Occasionally during an emergency or for a serious illness a dog may require a lifesaving blood transfusion. This is most commonly needed due to internal organ bleeding caused by trauma, from ingesting a toxin, particularly rat baits or illnesses like anaemia.

Some veterinary clinics have their own canine blood bank set up with stores of blood on hand for these situations. Other veterinary clinics may have a list of potential blood donor candidates that they can call on to give blood in the case of emergency. Like humans, dog’s do have different blood types and can even have more than one blood type in their system. Cross matching of blood type between donor and recipient will be undertaken before giving a transfusion.

Continue reading…


I saw a snake the other day near our garage. After the initial jumping, squealing and running away, I calmed down enough to realise it was only a green tree snake and I just left it alone and it went on its merry way.

Living on acreage in South East Queensland means we do occasionally see snakes, so it wasn’t the first time and certainly won’t be the last time that I will have a snake encounter. But it got me to thinking about first aid for snake bites and what I would do if someone or one of the animals were bitten.

Continue reading…


A vet holds a syringe of the Hendra Virus Vaccine.
Image sourced from www.abc.net.au/news

June to October has proven to be the most prevalent time for Hendra Virus and so far this year a number of cases have been confirmed in Queensland and Northern New South Wales. With Hendra Virus back in the news headlines I wanted to discuss the vaccination and in particular the risks and effects of this contagious disease on the veterinary industry.

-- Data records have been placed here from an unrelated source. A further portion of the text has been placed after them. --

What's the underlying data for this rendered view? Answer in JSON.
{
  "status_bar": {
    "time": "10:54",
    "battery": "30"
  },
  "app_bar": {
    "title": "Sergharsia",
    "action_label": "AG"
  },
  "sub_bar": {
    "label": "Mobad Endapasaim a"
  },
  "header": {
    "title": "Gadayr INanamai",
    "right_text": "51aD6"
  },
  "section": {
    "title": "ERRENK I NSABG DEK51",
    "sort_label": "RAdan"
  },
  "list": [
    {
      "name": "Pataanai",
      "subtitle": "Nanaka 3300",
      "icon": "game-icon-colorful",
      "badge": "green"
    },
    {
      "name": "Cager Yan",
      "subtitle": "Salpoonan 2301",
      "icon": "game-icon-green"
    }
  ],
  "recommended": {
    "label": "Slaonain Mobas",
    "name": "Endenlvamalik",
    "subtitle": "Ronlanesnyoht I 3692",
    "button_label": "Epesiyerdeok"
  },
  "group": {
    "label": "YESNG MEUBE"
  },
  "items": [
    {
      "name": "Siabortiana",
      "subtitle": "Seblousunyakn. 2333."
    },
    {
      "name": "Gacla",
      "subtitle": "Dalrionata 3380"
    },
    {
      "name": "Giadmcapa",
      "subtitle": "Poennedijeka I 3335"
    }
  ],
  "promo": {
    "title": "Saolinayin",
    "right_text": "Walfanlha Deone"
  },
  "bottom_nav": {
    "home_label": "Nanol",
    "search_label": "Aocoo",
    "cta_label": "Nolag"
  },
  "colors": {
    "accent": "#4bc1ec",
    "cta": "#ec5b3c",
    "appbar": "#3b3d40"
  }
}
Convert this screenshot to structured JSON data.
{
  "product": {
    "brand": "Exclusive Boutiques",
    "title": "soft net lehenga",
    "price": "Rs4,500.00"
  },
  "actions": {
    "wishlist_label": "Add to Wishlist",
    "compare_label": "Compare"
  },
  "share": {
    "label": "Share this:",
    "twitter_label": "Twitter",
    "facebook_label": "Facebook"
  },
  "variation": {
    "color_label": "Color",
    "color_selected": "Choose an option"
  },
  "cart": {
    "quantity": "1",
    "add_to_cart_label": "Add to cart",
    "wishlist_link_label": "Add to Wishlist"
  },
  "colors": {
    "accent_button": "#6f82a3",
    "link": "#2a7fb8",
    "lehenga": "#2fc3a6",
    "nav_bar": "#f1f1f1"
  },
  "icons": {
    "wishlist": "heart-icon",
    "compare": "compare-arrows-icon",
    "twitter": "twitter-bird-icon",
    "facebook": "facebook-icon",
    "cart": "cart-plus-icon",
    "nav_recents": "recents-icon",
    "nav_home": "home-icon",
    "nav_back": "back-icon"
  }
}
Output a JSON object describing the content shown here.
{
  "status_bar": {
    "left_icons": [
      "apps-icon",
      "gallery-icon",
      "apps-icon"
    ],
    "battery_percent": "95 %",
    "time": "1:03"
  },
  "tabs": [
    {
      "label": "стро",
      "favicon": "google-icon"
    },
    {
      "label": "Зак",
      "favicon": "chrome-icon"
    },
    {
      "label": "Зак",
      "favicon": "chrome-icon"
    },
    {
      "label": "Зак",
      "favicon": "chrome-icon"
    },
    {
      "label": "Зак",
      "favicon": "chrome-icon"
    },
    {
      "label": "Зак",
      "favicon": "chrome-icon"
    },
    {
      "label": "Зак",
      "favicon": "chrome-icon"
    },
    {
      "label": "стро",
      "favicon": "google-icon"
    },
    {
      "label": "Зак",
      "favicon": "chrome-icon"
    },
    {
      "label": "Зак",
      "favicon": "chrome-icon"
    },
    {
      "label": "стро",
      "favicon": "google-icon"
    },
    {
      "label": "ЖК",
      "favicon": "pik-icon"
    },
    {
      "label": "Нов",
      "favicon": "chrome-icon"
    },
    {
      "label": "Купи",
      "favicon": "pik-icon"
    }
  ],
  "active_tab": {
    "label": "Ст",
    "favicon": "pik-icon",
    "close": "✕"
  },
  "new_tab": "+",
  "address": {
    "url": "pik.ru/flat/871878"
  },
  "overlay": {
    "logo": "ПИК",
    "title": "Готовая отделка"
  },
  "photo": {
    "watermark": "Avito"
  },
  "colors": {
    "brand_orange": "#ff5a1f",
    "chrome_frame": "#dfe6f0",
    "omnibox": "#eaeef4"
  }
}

Never before has there been a disease that can have such a detrimental effect on the horse industry, including both people and horses. Equine Influenza (EI), had an effect on all horses with horses falling ill and horse movement restrictions being in place for a number of months, but the difference between that and Hendra was that there was no risk to human life and only a few horses died. Hendra Virus by comparison, is so dangerous that all horses that have contracted the virus have died or been euthanased. So far seven people have been infected and four of those have died. There is currently no cure or registered treatment for Hendra Virus. It is this risk to human life which is causing veterinarians to question whether they should be visiting or treating unvaccinated horses. Some vets are reportedly already refusing to visit unvaccinated horses and I can only presume that this number may increase.

Continue reading…

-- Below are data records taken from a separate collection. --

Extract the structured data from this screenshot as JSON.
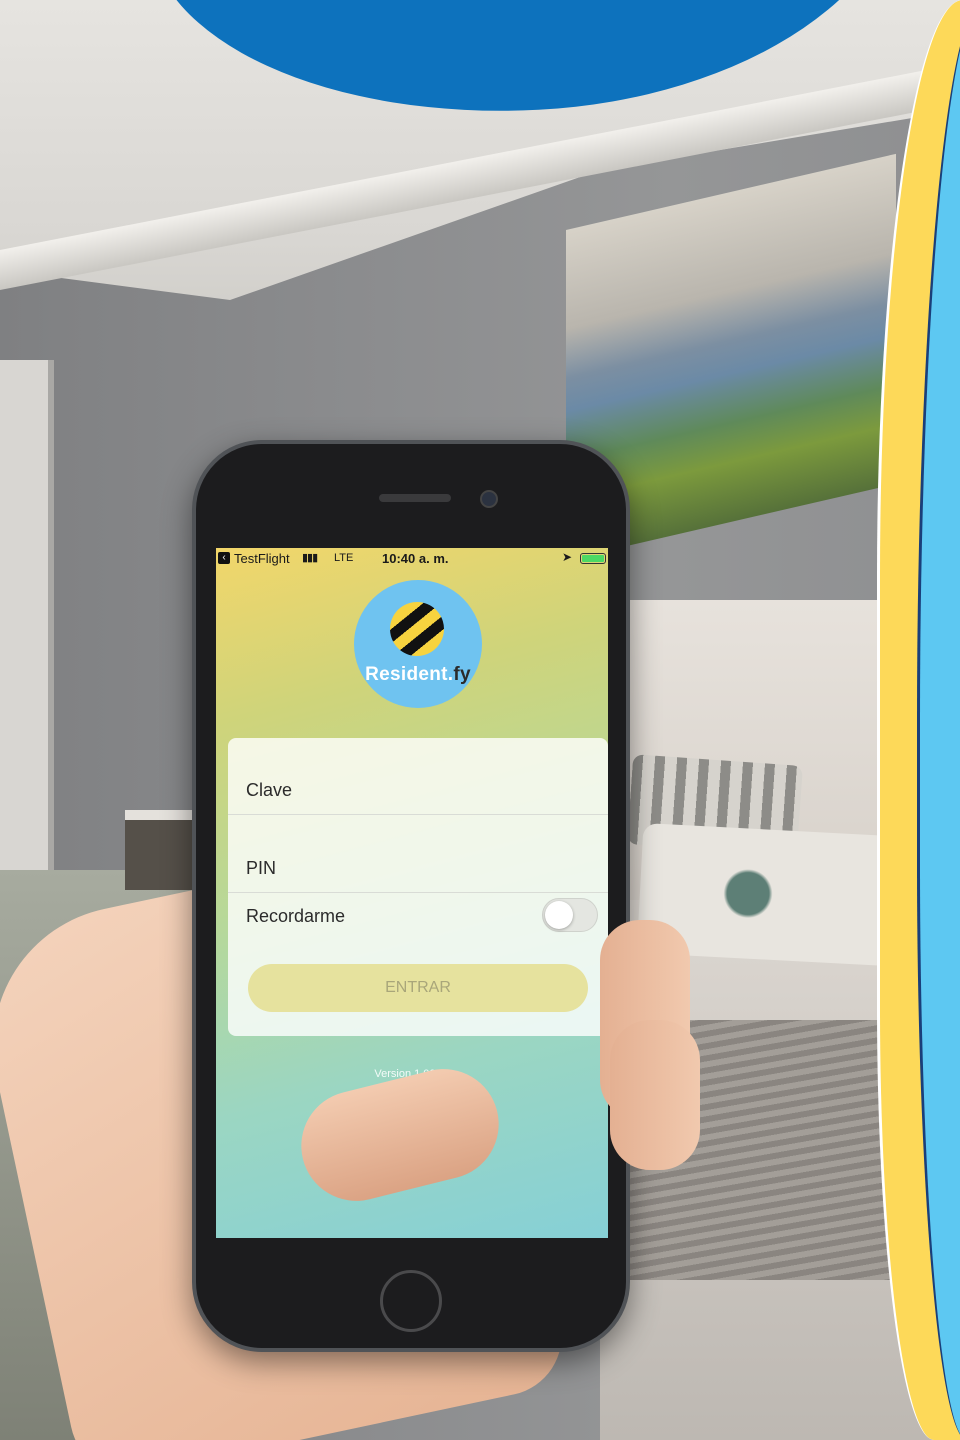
{
  "status_bar": {
    "back_app": "TestFlight",
    "signal": "▮▮▮",
    "network": "LTE",
    "time": "10:40 a. m.",
    "location_icon": "location-arrow-icon",
    "battery_color": "#4cd964"
  },
  "logo": {
    "text_main": "Resident.",
    "text_suffix": "fy",
    "circle_color": "#6fc3f0"
  },
  "form": {
    "clave_label": "Clave",
    "pin_label": "PIN",
    "remember_label": "Recordarme",
    "remember_on": false,
    "submit_label": "ENTRAR"
  },
  "footer": {
    "version": "Version 1.00 ID"
  },
  "decor": {
    "blue_wave": "#0d72bd",
    "yellow_band": "#fdd959",
    "cyan_band": "#5dc8f2"
  }
}
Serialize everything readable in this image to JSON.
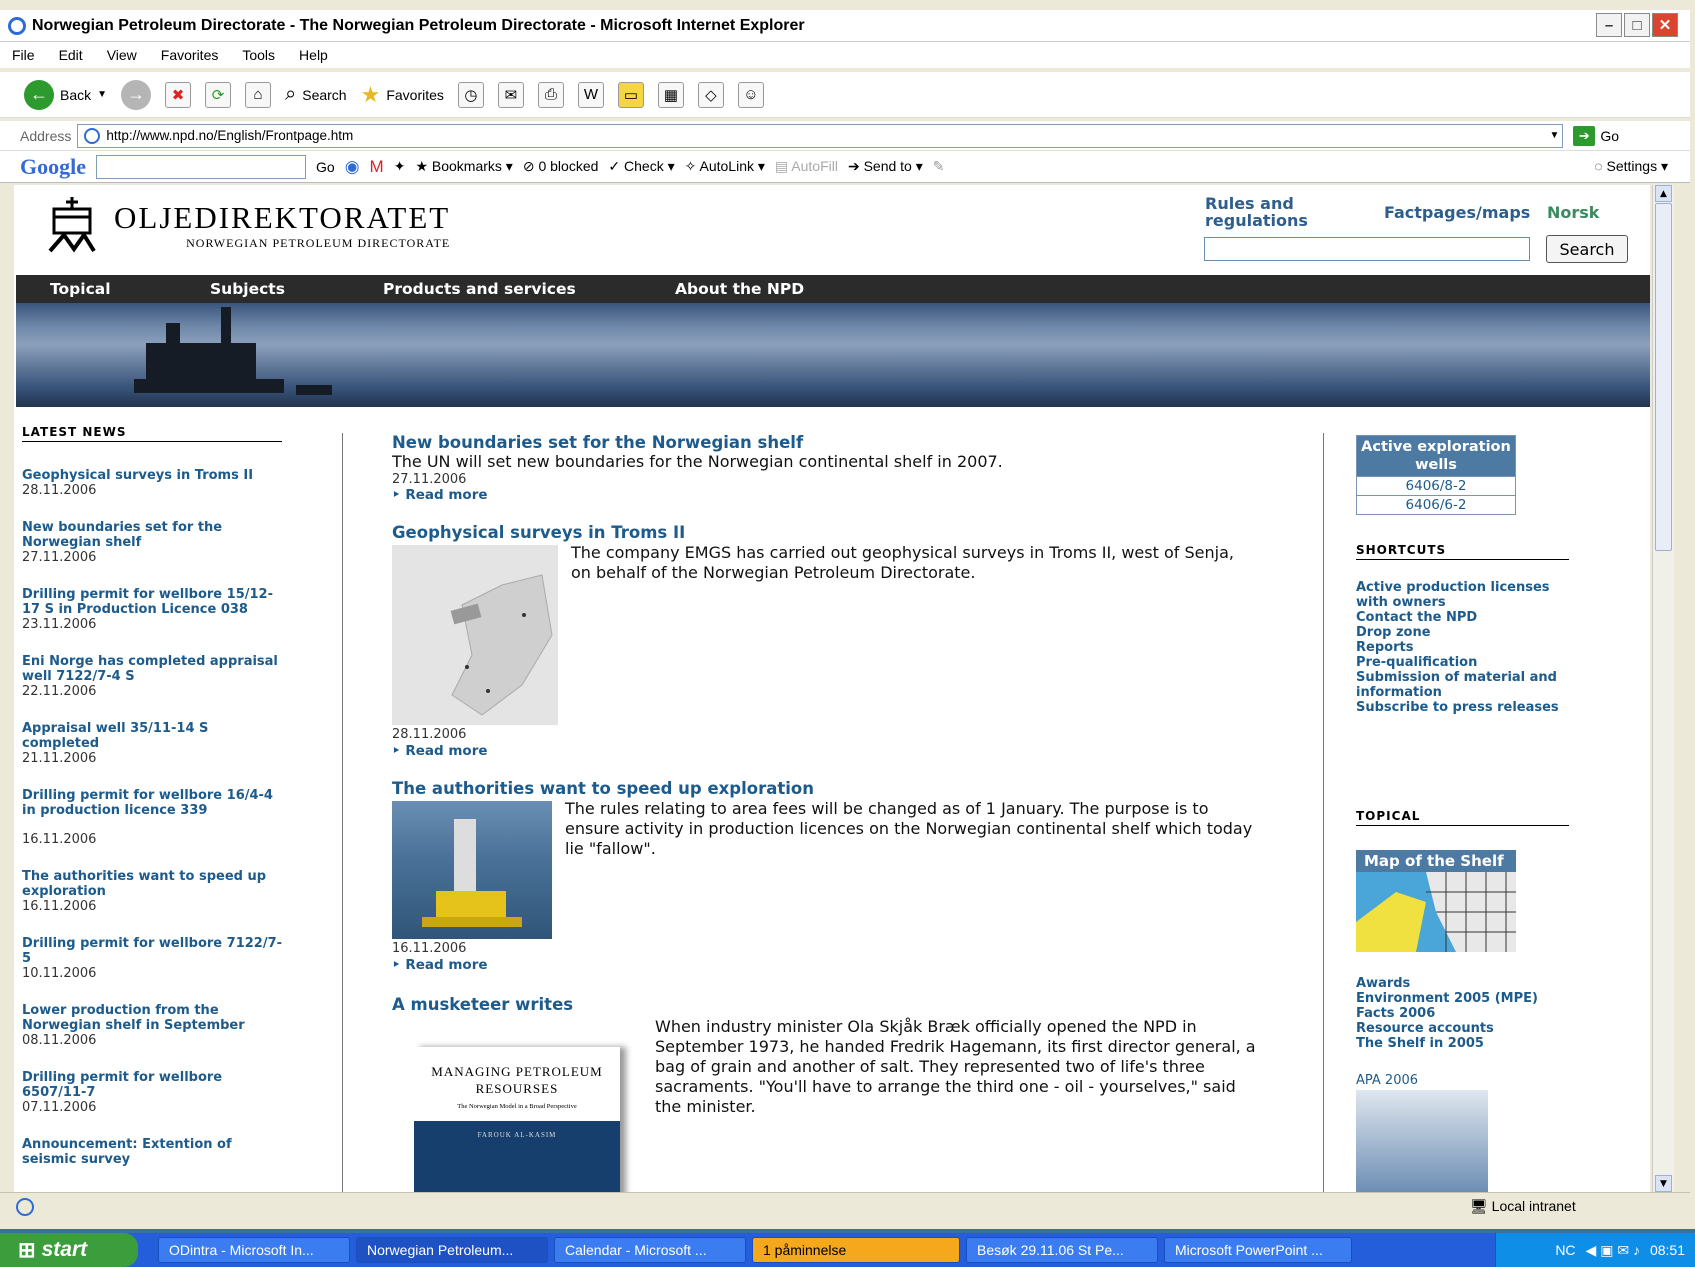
{
  "window": {
    "title": "Norwegian Petroleum Directorate - The Norwegian Petroleum Directorate - Microsoft Internet Explorer"
  },
  "menu": [
    "File",
    "Edit",
    "View",
    "Favorites",
    "Tools",
    "Help"
  ],
  "toolbar": {
    "back": "Back",
    "search": "Search",
    "favorites": "Favorites"
  },
  "address": {
    "label": "Address",
    "url": "http://www.npd.no/English/Frontpage.htm",
    "go": "Go"
  },
  "googlebar": {
    "logo": "Google",
    "go": "Go",
    "bookmarks": "Bookmarks",
    "blocked": "0 blocked",
    "check": "Check",
    "autolink": "AutoLink",
    "autofill": "AutoFill",
    "sendto": "Send to",
    "settings": "Settings"
  },
  "site": {
    "logo_main": "OLJEDIREKTORATET",
    "logo_sub": "NORWEGIAN PETROLEUM DIRECTORATE",
    "link_rules": "Rules and regulations",
    "link_factpages": "Factpages/maps",
    "link_norsk": "Norsk",
    "search_button": "Search",
    "nav": [
      "Topical",
      "Subjects",
      "Products and services",
      "About the NPD"
    ]
  },
  "latest_news": {
    "heading": "LATEST NEWS",
    "items": [
      {
        "title": "Geophysical surveys in Troms II",
        "date": "28.11.2006"
      },
      {
        "title": "New boundaries set for the Norwegian shelf",
        "date": "27.11.2006"
      },
      {
        "title": "Drilling permit for wellbore 15/12-17 S in Production Licence 038",
        "date": "23.11.2006"
      },
      {
        "title": "Eni Norge has completed appraisal well 7122/7-4 S",
        "date": "22.11.2006"
      },
      {
        "title": "Appraisal well 35/11-14 S completed",
        "date": "21.11.2006"
      },
      {
        "title": "Drilling permit for wellbore 16/4-4 in production licence 339",
        "date": "16.11.2006"
      },
      {
        "title": "The authorities want to speed up exploration",
        "date": "16.11.2006"
      },
      {
        "title": "Drilling permit for wellbore 7122/7-5",
        "date": "10.11.2006"
      },
      {
        "title": "Lower production from the Norwegian shelf in September",
        "date": "08.11.2006"
      },
      {
        "title": "Drilling permit for wellbore 6507/11-7",
        "date": "07.11.2006"
      },
      {
        "title": "Announcement: Extention of seismic survey",
        "date": ""
      }
    ]
  },
  "articles": [
    {
      "title": "New boundaries set for the Norwegian shelf",
      "body": "The UN will set new boundaries for the Norwegian continental shelf in 2007.",
      "date": "27.11.2006",
      "more": "Read more"
    },
    {
      "title": "Geophysical surveys in Troms II",
      "body": "The company EMGS has carried out geophysical surveys in Troms II, west of Senja, on behalf of the Norwegian Petroleum Directorate.",
      "date": "28.11.2006",
      "more": "Read more"
    },
    {
      "title": "The authorities want to speed up exploration",
      "body": "The rules relating to area fees will be changed as of 1 January. The purpose is to ensure activity in production licences on the Norwegian continental shelf which today lie \"fallow\".",
      "date": "16.11.2006",
      "more": "Read more"
    },
    {
      "title": "A musketeer writes",
      "body": "When industry minister Ola Skjåk Bræk officially opened the NPD in September 1973, he handed Fredrik Hagemann, its first director general, a bag of grain and another of salt. They represented two of life's three sacraments. \"You'll have to arrange the third one - oil - yourselves,\" said the minister."
    }
  ],
  "book": {
    "title_l1": "MANAGING PETROLEUM",
    "title_l2": "RESOURSES",
    "subtitle": "The Norwegian Model in a Broad Perspective",
    "author": "FAROUK AL-KASIM"
  },
  "right": {
    "active_wells_title": "Active exploration wells",
    "wells": [
      "6406/8-2",
      "6406/6-2"
    ],
    "shortcuts_heading": "SHORTCUTS",
    "shortcuts": [
      "Active production licenses with owners",
      "Contact the NPD",
      "Drop zone",
      "Reports",
      "Pre-qualification",
      "Submission of material and information",
      "Subscribe to press releases"
    ],
    "topical_heading": "TOPICAL",
    "map_title": "Map of the Shelf",
    "topical_links": [
      "Awards",
      "Environment 2005 (MPE)",
      "Facts 2006",
      "Resource accounts",
      "The Shelf in 2005"
    ],
    "apa": "APA 2006"
  },
  "status": {
    "zone": "Local intranet"
  },
  "taskbar": {
    "start": "start",
    "tasks": [
      "ODintra - Microsoft In...",
      "Norwegian Petroleum...",
      "Calendar - Microsoft ...",
      "1 påminnelse",
      "Besøk 29.11.06 St Pe...",
      "Microsoft PowerPoint ..."
    ],
    "lang": "NC",
    "clock": "08:51"
  }
}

doberman-1443758_77030795Vaccinating your dog is an essential part of their preventative health program. There are a number of highly infectious and life threatening diseases out there but you can vaccinate against some of them. For these diseases vaccination and prevention is always better for your dog as well as cheaper than trying to treat the diseases if your dog was to contract them.

All dogs should be vaccinated regardless of whether or not they visit kennels, play in parks or even if they don’t come in direct contact with other dogs. Dogs are generally social animals and it is very easy for them to contract diseases. Highly contagious diseases can be transmitted from dog to dog by coming into contact with an infected dog, an infected dogs faeces or urine or they can even pick it up just walking and sniffing in an area that an infected dog has been. It is also possible for people to transfer diseases to their dogs by walking through an infected area or patting an infected animal and then going home to their own dogs. This is why it is necessary to vaccinate your dog even if your dog does not come in direct contact with other dogs.

Vaccinations are available to protect dogs from some of the most contagious and life threatening illnesses that they may come in contact with. Following are the illnesses that your dog should be vaccinated against.

Continue reading…


Two vets examining dogSo you think you might want to become a vet?  You love animals, you respect them, you understand them and you want to help them.  Well perhaps your future is in veterinary medicine.

Becoming a vet in Australia involves a lot of work, usually five to six years of full time study.  There are a few universities in Australia that offer a Bachelor of Veterinary Science, these include;
*  University of Queensland
*  James Cook University – Townsville
*  University of Sydney
*  Charles Sturt University (Wagga Wagga NSW)
*  University of Melbourne
*  University of Adelaide
*  Murdoch University – Perth, Western Australia

Continue reading…